Mike Shatzkin looks at the current realities of ebooks and print books and what is happening. I think we are only a few months shy of encountering the kind of events I describe here, at least in the US:

In fact, the current improvement in the profit picture suggests that the big houses have done a remarkably good job of managing the transition from print to digital so far. What is implied by the reported numbers, but receiving little attention, is that print sales are down pretty dramatically. Print runs are down with one trade house telling me that their midlist non-fiction first printings having typically declined by 40%. A larger house suggested that the print being shipped from their warehouse is down 35% in less than two years. I’m not close to the numbers but that might mean that for segments of their list shipments are half what they were less than two years ago.

Smaller press runs mean higher unit costs for printing and binding but they also mean fewer units are sharing the cost of design and page make-up. Many of the fixed overheads in publishing houses: warehouses, production departments, catalog creation, and lots of IT, are really only necessary to support the print component of the business. For the past two decades, commercial success in book publishing and, as the demise of Borders has made clear, in book retailing depended on an efficient supply chain. Being in stock but not overstocked, shipping quickly, being able to get fast turnaround on reprints, processing returns promptly to facilitate collecting accounts receivable, and providing accurate data to accounts as well as to internal stakeholders all require investment but generate value that shows up in

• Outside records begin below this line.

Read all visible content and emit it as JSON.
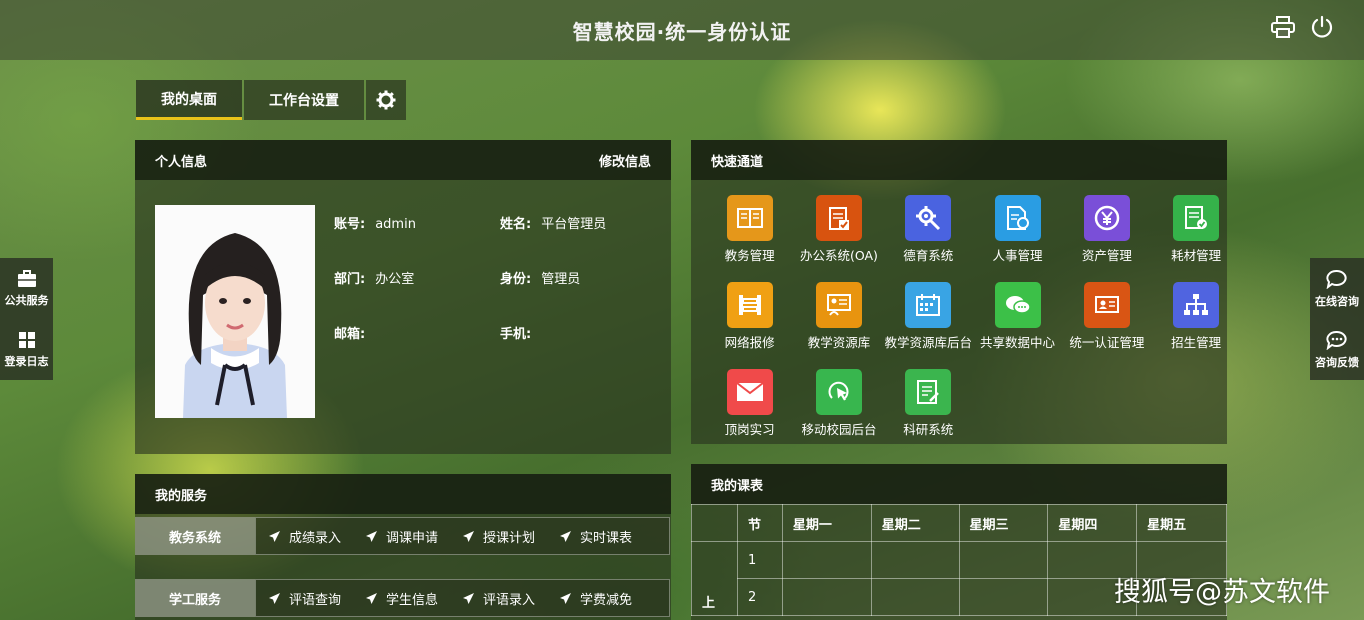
{
  "header": {
    "title": "智慧校园·统一身份认证",
    "icons": [
      "printer-icon",
      "power-icon"
    ]
  },
  "tabs": [
    {
      "label": "我的桌面",
      "active": true
    },
    {
      "label": "工作台设置",
      "active": false
    }
  ],
  "personal": {
    "title": "个人信息",
    "edit_label": "修改信息",
    "fields": {
      "account_label": "账号:",
      "account_value": "admin",
      "name_label": "姓名:",
      "name_value": "平台管理员",
      "dept_label": "部门:",
      "dept_value": "办公室",
      "identity_label": "身份:",
      "identity_value": "管理员",
      "email_label": "邮箱:",
      "email_value": "",
      "phone_label": "手机:",
      "phone_value": ""
    }
  },
  "quick": {
    "title": "快速通道",
    "items": [
      {
        "label": "教务管理",
        "color": "#e5971a",
        "icon": "book-icon"
      },
      {
        "label": "办公系统(OA)",
        "color": "#d8530f",
        "icon": "clipboard-check-icon"
      },
      {
        "label": "德育系统",
        "color": "#4a63e0",
        "icon": "gear-wrench-icon"
      },
      {
        "label": "人事管理",
        "color": "#2a9de3",
        "icon": "document-person-icon"
      },
      {
        "label": "资产管理",
        "color": "#7a4fd8",
        "icon": "yuan-coin-icon"
      },
      {
        "label": "耗材管理",
        "color": "#35b24a",
        "icon": "document-badge-icon"
      },
      {
        "label": "网络报修",
        "color": "#f0a013",
        "icon": "bed-icon"
      },
      {
        "label": "教学资源库",
        "color": "#e8940f",
        "icon": "presentation-icon"
      },
      {
        "label": "教学资源库后台",
        "color": "#39a4e4",
        "icon": "calendar-icon"
      },
      {
        "label": "共享数据中心",
        "color": "#3cc048",
        "icon": "chat-icon"
      },
      {
        "label": "统一认证管理",
        "color": "#d95514",
        "icon": "id-card-icon"
      },
      {
        "label": "招生管理",
        "color": "#5064e0",
        "icon": "org-chart-icon"
      },
      {
        "label": "顶岗实习",
        "color": "#f04a4a",
        "icon": "mail-icon"
      },
      {
        "label": "移动校园后台",
        "color": "#38b64e",
        "icon": "pointer-icon"
      },
      {
        "label": "科研系统",
        "color": "#3bb54e",
        "icon": "notes-icon"
      }
    ]
  },
  "services": {
    "title": "我的服务",
    "rows": [
      {
        "category": "教务系统",
        "items": [
          "成绩录入",
          "调课申请",
          "授课计划",
          "实时课表"
        ]
      },
      {
        "category": "学工服务",
        "items": [
          "评语查询",
          "学生信息",
          "评语录入",
          "学费减免"
        ]
      }
    ]
  },
  "schedule": {
    "title": "我的课表",
    "headers": [
      "",
      "节",
      "星期一",
      "星期二",
      "星期三",
      "星期四",
      "星期五"
    ],
    "period_label": "上",
    "rows": [
      "1",
      "2"
    ]
  },
  "left_side": [
    {
      "label": "公共服务",
      "icon": "briefcase-icon"
    },
    {
      "label": "登录日志",
      "icon": "grid-icon"
    }
  ],
  "right_side": [
    {
      "label": "在线咨询",
      "icon": "chat-bubble-icon"
    },
    {
      "label": "咨询反馈",
      "icon": "chat-dots-icon"
    }
  ],
  "watermark": "搜狐号@苏文软件"
}
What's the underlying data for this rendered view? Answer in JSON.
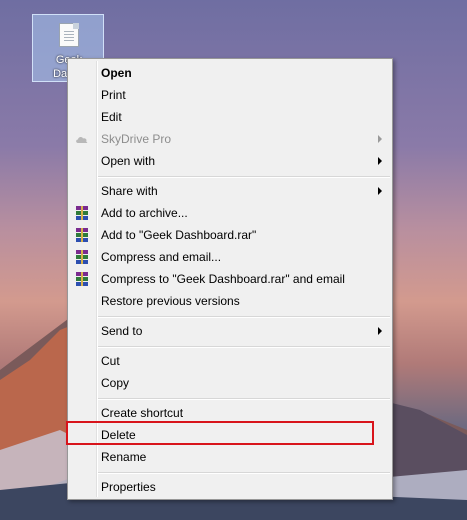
{
  "desktop_icon": {
    "label": "Geek Dashboard.rar",
    "visible_label_top": "Geek",
    "visible_label_bottom": "Dashb"
  },
  "menu": {
    "items": [
      {
        "label": "Open",
        "bold": true
      },
      {
        "label": "Print"
      },
      {
        "label": "Edit"
      },
      {
        "label": "SkyDrive Pro",
        "disabled": true,
        "submenu": true,
        "icon": "cloud-icon"
      },
      {
        "label": "Open with",
        "submenu": true
      },
      {
        "label": "Share with",
        "submenu": true
      },
      {
        "label": "Add to archive...",
        "icon": "winrar-icon"
      },
      {
        "label": "Add to \"Geek Dashboard.rar\"",
        "icon": "winrar-icon"
      },
      {
        "label": "Compress and email...",
        "icon": "winrar-icon"
      },
      {
        "label": "Compress to \"Geek Dashboard.rar\" and email",
        "icon": "winrar-icon"
      },
      {
        "label": "Restore previous versions"
      },
      {
        "label": "Send to",
        "submenu": true
      },
      {
        "label": "Cut"
      },
      {
        "label": "Copy"
      },
      {
        "label": "Create shortcut"
      },
      {
        "label": "Delete",
        "highlighted": true
      },
      {
        "label": "Rename"
      },
      {
        "label": "Properties"
      }
    ]
  },
  "colors": {
    "highlight_border": "#d8141b",
    "menu_bg": "#f0f0f0"
  }
}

via Will print and ebook publishers ultimately be doing the same books? – The Shatzkin Files.